In our QNX 4.25 system we suspect we are having some intermittent network issues based on the way our system is behaving in the field (for reference, we have between 12-14 nodes depending on system configuration). I’m trying to figure out how to best assess the health of my network in the field. Our network switches can give us a little bit, but not enough. We can also have technicians inspect cables and do consistency checks, but again I need to go deeper (these inspections usually don’t turn up much). In IP networks you can use wireshark/tcpdump and get a packet capture that you can usually get really good information out of. Since we use FLEET and FLEET is at Level 2 and not an IP-based protocol, I’m trying to figure out if there’s a way for me to glean any useful information from a pcap of FLEET. If someone knows the format of the protocol (or knows where I can find it), I can parse it myself from there. Or if you have any other ideas I’d love it if you’d share them.
Also, if you happen to know what these messages in the traceinfo log mean, that would be useful. We suspect these might be related, but we don’t know what they mean.
From the help documentation on qnx_vc_attach() we know that ESRCH means “pid doesn’t exist or may not be a vid or proxy”, which I’m guessing means the node we’re trying to establish the virtual circuit to isn’t reachable, but I can’t figure out EINVAL. The help says it means “The virtual circuit buffer was too big”, but I don’t see how that can be possible if it’s correctly sized sometimes (since this error is inconsistent).
Thanks in advance for any help you can provide.
Strangely, this is more difficult for me to get my head around than QNX 2 which is much older. My intuition is that this must be network hardware related. I don’t think that the FLEET protocol was documented. I suspect it was similar to the QNX 2 network protocol which also wasn’t documented. You might be able to figure it out using wireshart. In case you are wondering about what a VC is, I can explain that.

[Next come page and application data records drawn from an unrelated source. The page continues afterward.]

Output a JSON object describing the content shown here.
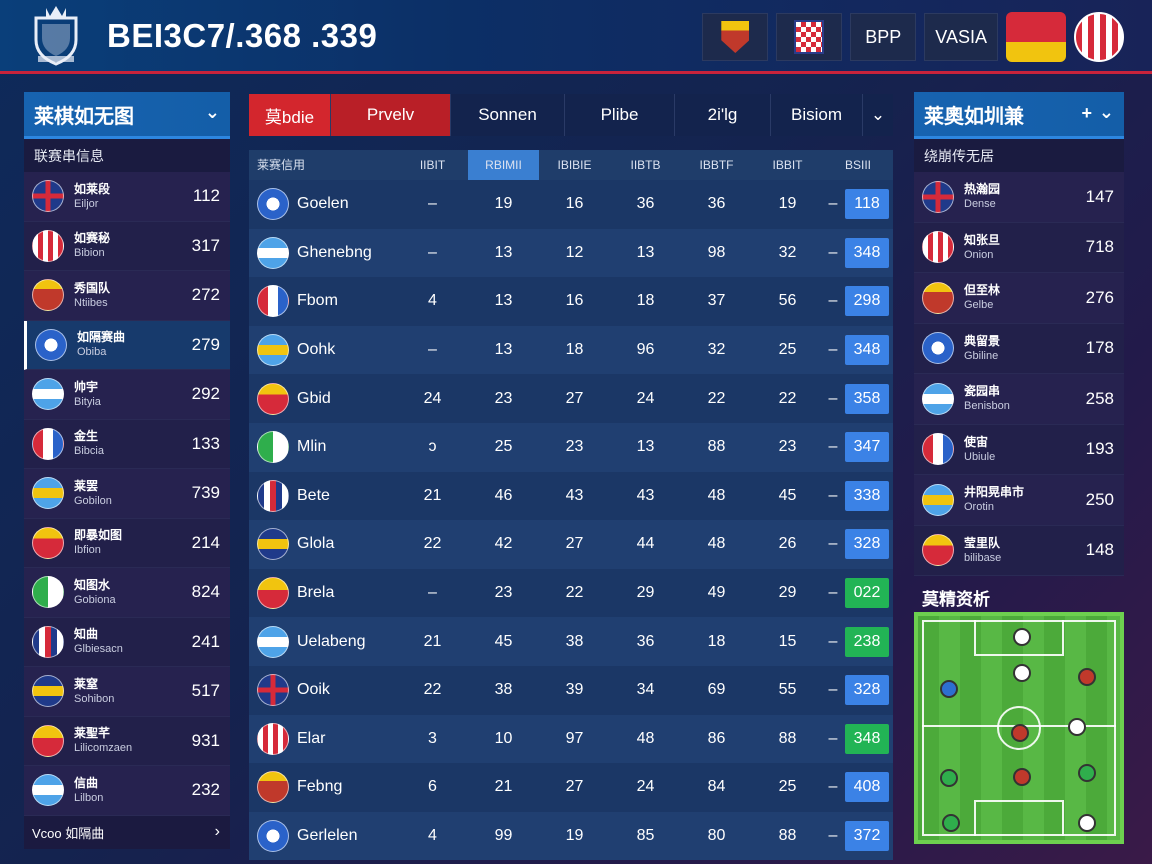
{
  "header": {
    "title": "BEI3C7/.368 .339",
    "buttons": [
      "BPP",
      "VASIA"
    ]
  },
  "left_panel": {
    "title": "莱棋如无图",
    "subtitle": "联赛串信息",
    "items": [
      {
        "name": "如莱段",
        "sub": "Eiljor",
        "value": "112"
      },
      {
        "name": "如赛秘",
        "sub": "Bibion",
        "value": "317"
      },
      {
        "name": "秀国队",
        "sub": "Ntiibes",
        "value": "272"
      },
      {
        "name": "如隔赛曲",
        "sub": "Obiba",
        "value": "279"
      },
      {
        "name": "帅宇",
        "sub": "Bityia",
        "value": "292"
      },
      {
        "name": "金生",
        "sub": "Bibcia",
        "value": "133"
      },
      {
        "name": "莱罢",
        "sub": "Gobilon",
        "value": "739"
      },
      {
        "name": "即暴如图",
        "sub": "Ibfion",
        "value": "214"
      },
      {
        "name": "知图水",
        "sub": "Gobiona",
        "value": "824"
      },
      {
        "name": "知曲",
        "sub": "Glbiesacn",
        "value": "241"
      },
      {
        "name": "莱窒",
        "sub": "Sohibon",
        "value": "517"
      },
      {
        "name": "莱聖芊",
        "sub": "Lilicomzaen",
        "value": "931"
      },
      {
        "name": "信曲",
        "sub": "Lilbon",
        "value": "232"
      }
    ],
    "footer": "Vcoo 如隔曲"
  },
  "tabs": [
    "莫bdie",
    "Prvelv",
    "Sonnen",
    "Plibe",
    "2i'lg",
    "Bisiom"
  ],
  "table": {
    "columns": [
      "莱赛信用",
      "IIBIT",
      "RBIMII",
      "IBIBIE",
      "IIBTB",
      "IBBTF",
      "IBBIT",
      "BSIII"
    ],
    "rows": [
      {
        "team": "Goelen",
        "v": [
          "–",
          "19",
          "16",
          "36",
          "36",
          "19"
        ],
        "score": "118",
        "score_color": "blue"
      },
      {
        "team": "Ghenebng",
        "v": [
          "–",
          "13",
          "12",
          "13",
          "98",
          "32"
        ],
        "score": "348",
        "score_color": "blue"
      },
      {
        "team": "Fbom",
        "v": [
          "4",
          "13",
          "16",
          "18",
          "37",
          "56"
        ],
        "score": "298",
        "score_color": "blue"
      },
      {
        "team": "Oohk",
        "v": [
          "–",
          "13",
          "18",
          "96",
          "32",
          "25"
        ],
        "score": "348",
        "score_color": "blue"
      },
      {
        "team": "Gbid",
        "v": [
          "24",
          "23",
          "27",
          "24",
          "22",
          "22"
        ],
        "score": "358",
        "score_color": "blue"
      },
      {
        "team": "Mlin",
        "v": [
          "ɔ",
          "25",
          "23",
          "13",
          "88",
          "23"
        ],
        "score": "347",
        "score_color": "blue"
      },
      {
        "team": "Bete",
        "v": [
          "21",
          "46",
          "43",
          "43",
          "48",
          "45"
        ],
        "score": "338",
        "score_color": "blue"
      },
      {
        "team": "Glola",
        "v": [
          "22",
          "42",
          "27",
          "44",
          "48",
          "26"
        ],
        "score": "328",
        "score_color": "blue"
      },
      {
        "team": "Brela",
        "v": [
          "–",
          "23",
          "22",
          "29",
          "49",
          "29"
        ],
        "score": "022",
        "score_color": "green"
      },
      {
        "team": "Uelabeng",
        "v": [
          "21",
          "45",
          "38",
          "36",
          "18",
          "15"
        ],
        "score": "238",
        "score_color": "green"
      },
      {
        "team": "Ooik",
        "v": [
          "22",
          "38",
          "39",
          "34",
          "69",
          "55"
        ],
        "score": "328",
        "score_color": "blue"
      },
      {
        "team": "Elar",
        "v": [
          "3",
          "10",
          "97",
          "48",
          "86",
          "88"
        ],
        "score": "348",
        "score_color": "green"
      },
      {
        "team": "Febng",
        "v": [
          "6",
          "21",
          "27",
          "24",
          "84",
          "25"
        ],
        "score": "408",
        "score_color": "blue"
      },
      {
        "team": "Gerlelen",
        "v": [
          "4",
          "99",
          "19",
          "85",
          "80",
          "88"
        ],
        "score": "372",
        "score_color": "blue"
      }
    ]
  },
  "right_panel": {
    "title": "莱奧如圳兼",
    "subtitle": "绕崩传无居",
    "items": [
      {
        "name": "热瀚园",
        "sub": "Dense",
        "value": "147"
      },
      {
        "name": "知张旦",
        "sub": "Onion",
        "value": "718"
      },
      {
        "name": "但至林",
        "sub": "Gelbe",
        "value": "276"
      },
      {
        "name": "典留景",
        "sub": "Gbiline",
        "value": "178"
      },
      {
        "name": "瓷园串",
        "sub": "Benisbon",
        "value": "258"
      },
      {
        "name": "使宙",
        "sub": "Ubiule",
        "value": "193"
      },
      {
        "name": "井阳晃串市",
        "sub": "Orotin",
        "value": "250"
      },
      {
        "name": "莹里队",
        "sub": "bilibase",
        "value": "148"
      }
    ]
  },
  "section_label": "莫精资析",
  "colors": {
    "accent_red": "#d3262d",
    "accent_blue": "#3a7fd1",
    "score_blue": "#3b82e6",
    "score_green": "#22b455"
  }
}
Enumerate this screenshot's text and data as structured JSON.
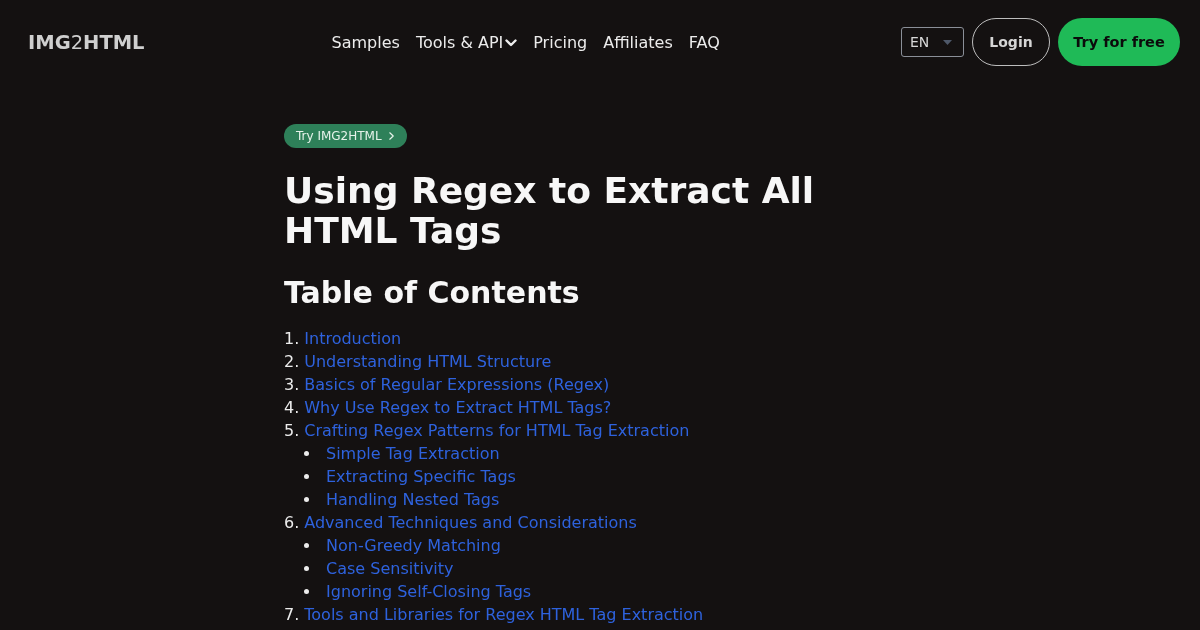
{
  "header": {
    "logo": "**IMG**2**HTML**",
    "nav": [
      {
        "label": "Samples",
        "kind": "link"
      },
      {
        "label": "Tools & API",
        "kind": "dropdown"
      },
      {
        "label": "Pricing",
        "kind": "link"
      },
      {
        "label": "Affiliates",
        "kind": "link"
      },
      {
        "label": "FAQ",
        "kind": "link"
      }
    ],
    "language": "EN",
    "buttons": [
      {
        "label": "Login",
        "kind": "outline"
      },
      {
        "label": "Try for free",
        "kind": "primary"
      }
    ]
  },
  "badge": "Try IMG2HTML",
  "title": "Using Regex to Extract All HTML Tags",
  "toc": {
    "heading": "Table of Contents",
    "items": [
      {
        "number": "1.",
        "label": "Introduction"
      },
      {
        "number": "2.",
        "label": "Understanding HTML Structure"
      },
      {
        "number": "3.",
        "label": "Basics of Regular Expressions (Regex)"
      },
      {
        "number": "4.",
        "label": "Why Use Regex to Extract HTML Tags?"
      },
      {
        "number": "5.",
        "label": "Crafting Regex Patterns for HTML Tag Extraction",
        "children": [
          {
            "label": "Simple Tag Extraction"
          },
          {
            "label": "Extracting Specific Tags"
          },
          {
            "label": "Handling Nested Tags"
          }
        ]
      },
      {
        "number": "6.",
        "label": "Advanced Techniques and Considerations",
        "children": [
          {
            "label": "Non-Greedy Matching"
          },
          {
            "label": "Case Sensitivity"
          },
          {
            "label": "Ignoring Self-Closing Tags"
          }
        ]
      },
      {
        "number": "7.",
        "label": "Tools and Libraries for Regex HTML Tag Extraction"
      }
    ]
  }
}
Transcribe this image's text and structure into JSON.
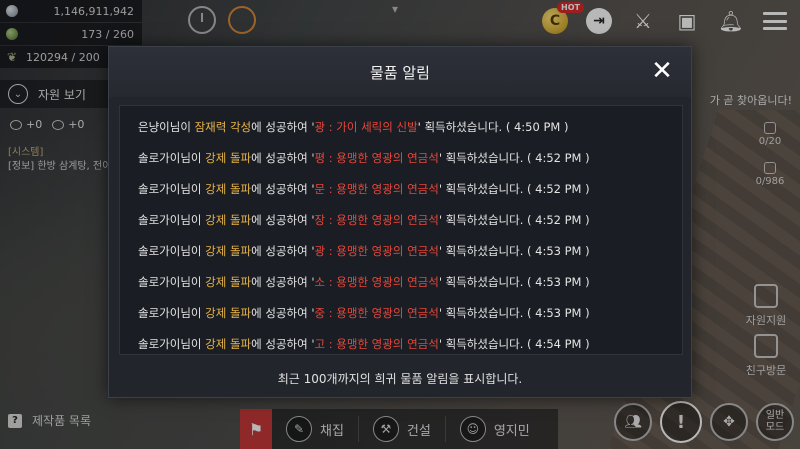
{
  "colors": {
    "skill_highlight": "#e9b649",
    "item_highlight": "#e5473b",
    "modal_bg": "#22252c",
    "hot_badge": "#d62b2b"
  },
  "resources": {
    "silver": "1,146,911,942",
    "energy": "173 / 260",
    "storage": "120294 / 200",
    "toggle_label": "자원 보기",
    "plus_a": "+0",
    "plus_b": "+0",
    "system_tag": "[시스템]",
    "system_line": "[정보] 한방 삼계탕, 전이"
  },
  "top_right": {
    "hot_badge": "HOT",
    "coin_letter": "C",
    "note_prefix": "",
    "note_highlight": "",
    "note_text": "가 곧 찾아옵니다!",
    "stat_1": "0/20",
    "stat_2": "0/986",
    "side_1": "자원지원",
    "side_2": "친구방문"
  },
  "modal": {
    "title": "물품 알림",
    "close_icon": "close-icon",
    "footer": "최근 100개까지의 희귀 물품 알림을 표시합니다.",
    "messages": [
      {
        "user": "은냥이",
        "pre": "님이 ",
        "skill": "잠재력 각성",
        "mid": "에 성공하여 '",
        "item": "광 : 가이 세릭의 신발",
        "post": "' 획득하셨습니다. ( 4:50 PM )"
      },
      {
        "user": "솔로가이",
        "pre": "님이 ",
        "skill": "강제 돌파",
        "mid": "에 성공하여 '",
        "item": "평 : 용맹한 영광의 연금석",
        "post": "' 획득하셨습니다. ( 4:52 PM )"
      },
      {
        "user": "솔로가이",
        "pre": "님이 ",
        "skill": "강제 돌파",
        "mid": "에 성공하여 '",
        "item": "문 : 용맹한 영광의 연금석",
        "post": "' 획득하셨습니다. ( 4:52 PM )"
      },
      {
        "user": "솔로가이",
        "pre": "님이 ",
        "skill": "강제 돌파",
        "mid": "에 성공하여 '",
        "item": "장 : 용맹한 영광의 연금석",
        "post": "' 획득하셨습니다. ( 4:52 PM )"
      },
      {
        "user": "솔로가이",
        "pre": "님이 ",
        "skill": "강제 돌파",
        "mid": "에 성공하여 '",
        "item": "광 : 용맹한 영광의 연금석",
        "post": "' 획득하셨습니다. ( 4:53 PM )"
      },
      {
        "user": "솔로가이",
        "pre": "님이 ",
        "skill": "강제 돌파",
        "mid": "에 성공하여 '",
        "item": "소 : 용맹한 영광의 연금석",
        "post": "' 획득하셨습니다. ( 4:53 PM )"
      },
      {
        "user": "솔로가이",
        "pre": "님이 ",
        "skill": "강제 돌파",
        "mid": "에 성공하여 '",
        "item": "중 : 용맹한 영광의 연금석",
        "post": "' 획득하셨습니다. ( 4:53 PM )"
      },
      {
        "user": "솔로가이",
        "pre": "님이 ",
        "skill": "강제 돌파",
        "mid": "에 성공하여 '",
        "item": "고 : 용맹한 영광의 연금석",
        "post": "' 획득하셨습니다. ( 4:54 PM )"
      }
    ]
  },
  "bottom": {
    "crafting_list": "제작품 목록",
    "nav": [
      "채집",
      "건설",
      "영지민"
    ],
    "mode": "일반\n모드",
    "mode_line1": "일반",
    "mode_line2": "모드"
  }
}
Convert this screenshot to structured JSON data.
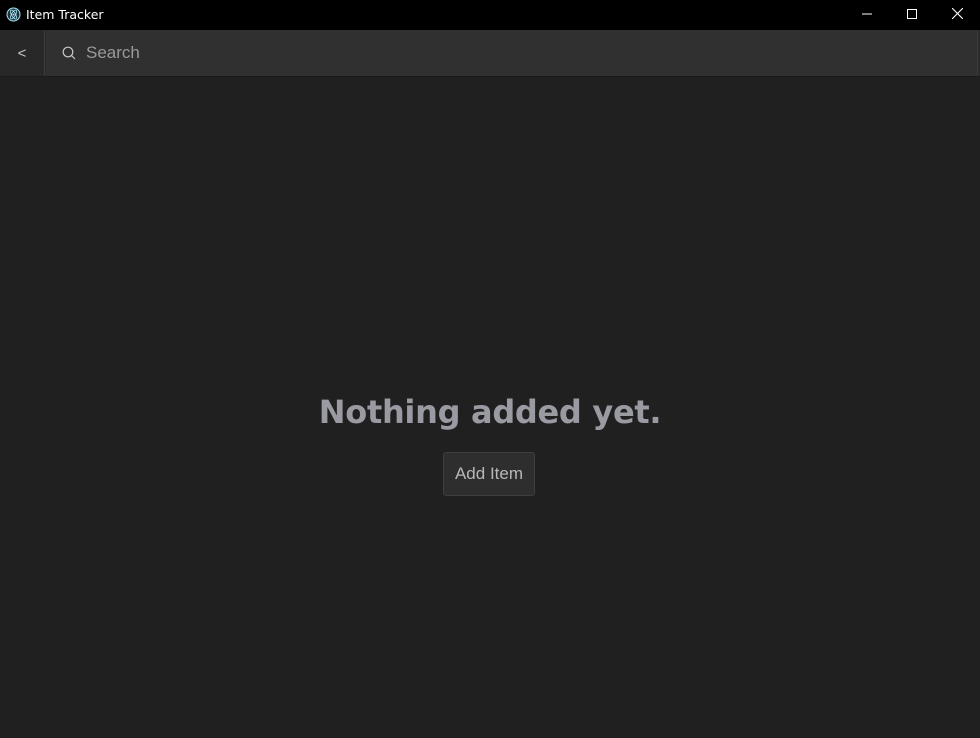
{
  "window": {
    "title": "Item Tracker",
    "app_icon": "app-logo-icon",
    "controls": [
      "minimize-icon",
      "maximize-icon",
      "close-icon"
    ]
  },
  "toolbar": {
    "back_label": "<",
    "search": {
      "placeholder": "Search",
      "value": "",
      "icon": "search-icon"
    }
  },
  "empty_state": {
    "message": "Nothing added yet.",
    "button_label": "Add Item"
  },
  "colors": {
    "titlebar": "#000000",
    "background": "#202020",
    "toolbar": "#2a2a2a",
    "search_bg": "#303030",
    "message_text": "#9a9aa3",
    "button_bg": "#2e2e2e"
  }
}
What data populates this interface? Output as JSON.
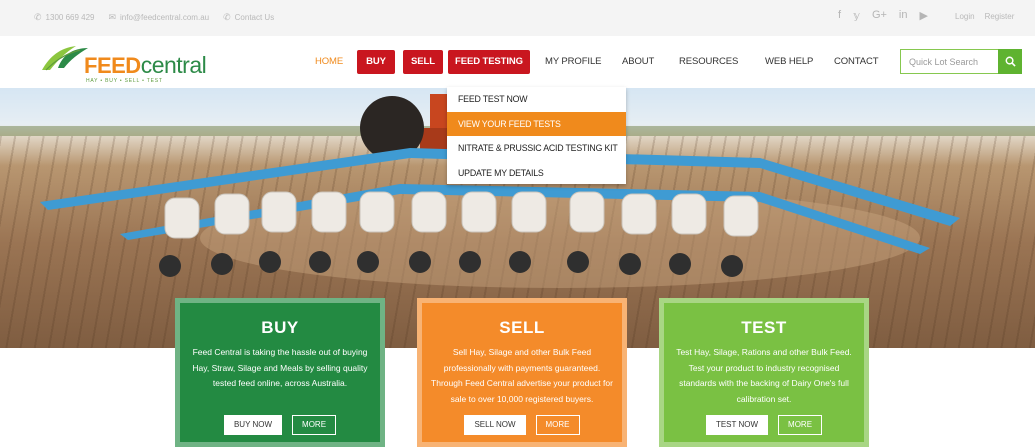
{
  "topbar": {
    "phone": "1300 669 429",
    "email": "info@feedcentral.com.au",
    "contact_us": "Contact Us",
    "social": [
      "facebook-icon",
      "twitter-icon",
      "google-plus-icon",
      "linkedin-icon",
      "youtube-icon"
    ],
    "social_glyphs": [
      "f",
      "𝕪",
      "G+",
      "in",
      "▶"
    ],
    "login": "Login",
    "register": "Register"
  },
  "logo": {
    "feed": "FEED",
    "central": "central",
    "tagline": "HAY • BUY • SELL • TEST"
  },
  "nav": {
    "home": "HOME",
    "buy": "BUY",
    "sell": "SELL",
    "feed_testing": "FEED TESTING",
    "my_profile": "MY PROFILE",
    "about": "ABOUT",
    "resources": "RESOURCES",
    "web_help": "WEB HELP",
    "contact": "CONTACT"
  },
  "search": {
    "placeholder": "Quick Lot Search"
  },
  "dropdown": {
    "items": [
      "FEED TEST NOW",
      "VIEW YOUR FEED TESTS",
      "NITRATE & PRUSSIC ACID TESTING KIT",
      "UPDATE MY DETAILS"
    ],
    "active_index": 1
  },
  "cards": {
    "buy": {
      "title": "BUY",
      "text": "Feed Central is taking the hassle out of buying Hay, Straw, Silage and Meals by selling quality tested feed online, across Australia.",
      "primary": "BUY NOW",
      "secondary": "MORE"
    },
    "sell": {
      "title": "SELL",
      "text": "Sell Hay, Silage and other Bulk Feed professionally with payments guaranteed. Through Feed Central advertise your product for sale to over 10,000 registered buyers.",
      "primary": "SELL NOW",
      "secondary": "MORE"
    },
    "test": {
      "title": "TEST",
      "text": "Test Hay, Silage, Rations and other Bulk Feed. Test your product to industry recognised standards with the backing of Dairy One's full calibration set.",
      "primary": "TEST NOW",
      "secondary": "MORE"
    }
  },
  "colors": {
    "accent_orange": "#f08a1c",
    "nav_red": "#c9161f",
    "buy_green": "#238a42",
    "sell_orange": "#f48b2a",
    "test_green": "#7ac143",
    "search_green": "#5fb330"
  }
}
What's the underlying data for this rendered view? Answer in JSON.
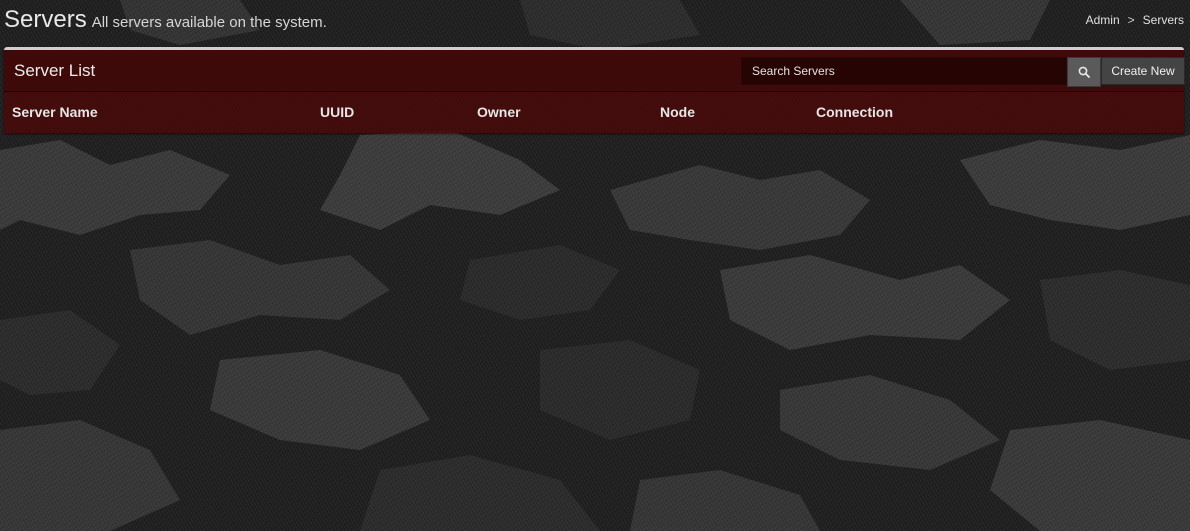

In QNX 2 and 4 to send a message to another task/process on the same node, it is only necessary to know the task/process’s task/process id, tid or pid. QNX 6 has threads which makes things more complicated. You find the tid/pid using some mechanism and then just use the send() primitive. The name was changed in QNX 4 to not conflict with the TCP/IP send().
In order to send to a process on another node there has to locally be a tid/pid to point send() at. This is done by creating a virtual circuit or VC. In QNX 4 the virtual circuits are created automatically when you call open on a remote node, eg fopen(“//4/somefile_or_device”, “r”); There is some interaction between proc and the network manager to accomplish this.
VC’s are very fragile as they depend on a connected network. When a connection fails the VC has to be cleaned up which can cause confusion in the process. Sends and Receives will return errors. The messages you are seeing are likely because of some network problem. This could be a physical hardware problem or a cable/parameter issue.
Not that this is specifically related but a few years ago I diagnosed a problem for the US Post Office at one of their package handling sites. There were two identical QNX 6 systems. Identical including their private IP addresses. The systems were both connected to the same WAN. This was OK since they were separated by routers, or so it seemed. One of the systems kept losing connection. After staring at ARP packets for a while I decided there must be a cabling problem, which there was. One of the systems was connected directly into the WAN. It’s ARP packets bled over telling the system where to find it’s IP’s. This messed up an IP table on the other system which is what caused the problem. All we had to do to fix it was to find the misconnected cable.
I hope this helps a bit.
May be, we need your some source codes to inspect your problem.